Minister Brigitte Zypries said: “In 2016, venture capital totalling €934 million was invested in Germany – almost €100 million more than the year before. I find this encouraging. It shows that we have digital companies with highly promising technological and commercial prospects, and that we have succeeded in making the policy environment for more attractive. Nevertheless, we still need to catch up in the field of finance for corporate growth. We aim to double the amount of venture capital in the next few years – from the private sector, the public sector, the KfW and European financial partners. And the future Federal Government will also need to press ahead in other fields too, such as expanding infrastructure and eGovernment.”
This year’s Monitoring Report attests that Germany has the highest level of innovation of the ten countries covered.

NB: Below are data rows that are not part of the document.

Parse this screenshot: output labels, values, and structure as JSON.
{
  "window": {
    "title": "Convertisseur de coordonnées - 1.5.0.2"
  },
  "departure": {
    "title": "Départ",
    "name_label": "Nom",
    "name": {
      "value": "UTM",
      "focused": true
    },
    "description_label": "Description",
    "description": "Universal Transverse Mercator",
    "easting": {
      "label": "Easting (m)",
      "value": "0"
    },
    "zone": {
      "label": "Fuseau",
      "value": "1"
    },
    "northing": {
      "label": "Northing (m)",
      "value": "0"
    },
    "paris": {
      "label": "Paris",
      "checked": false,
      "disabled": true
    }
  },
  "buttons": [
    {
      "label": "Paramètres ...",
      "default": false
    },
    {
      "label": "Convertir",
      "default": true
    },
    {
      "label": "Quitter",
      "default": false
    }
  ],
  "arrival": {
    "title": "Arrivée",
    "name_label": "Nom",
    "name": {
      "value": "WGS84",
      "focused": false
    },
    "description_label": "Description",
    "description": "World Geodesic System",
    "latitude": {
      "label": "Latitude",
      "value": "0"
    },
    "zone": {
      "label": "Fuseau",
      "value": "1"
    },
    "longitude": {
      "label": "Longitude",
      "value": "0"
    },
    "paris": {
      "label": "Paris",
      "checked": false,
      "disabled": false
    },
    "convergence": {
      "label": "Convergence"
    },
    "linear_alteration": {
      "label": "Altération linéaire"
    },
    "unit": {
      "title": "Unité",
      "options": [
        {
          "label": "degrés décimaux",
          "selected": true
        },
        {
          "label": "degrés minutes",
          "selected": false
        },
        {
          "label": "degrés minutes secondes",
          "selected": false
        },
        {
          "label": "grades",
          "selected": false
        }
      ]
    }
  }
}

The greatest progress was made on the availability of venture capital. Germany has moved up four places and now ranks third. The only places where the situation is better are Finland and the United States. On the other hand, there is still a lot of room for improvement in other areas: Germany is down in eighth place in terms of eGovernment services. Overall, Germany again ranks sixth (with 57 points) in the league table of competitive digital economies, which compares the performance of the of the various countries. With 81 index points, the United States comes first, followed by South Korea and the United Kingdom.
The economic significance of the ICT sector in Germany has continued to grow. Its gross value added rose by 3.8% to €105 billion in 2016. The budgets for innovation increased to €17.2 billion, a rise of nearly 18% over the preceding year. More than 1.1 million people work in the ICT sector – somewhat more than in vehicle construction or mechanical engineering.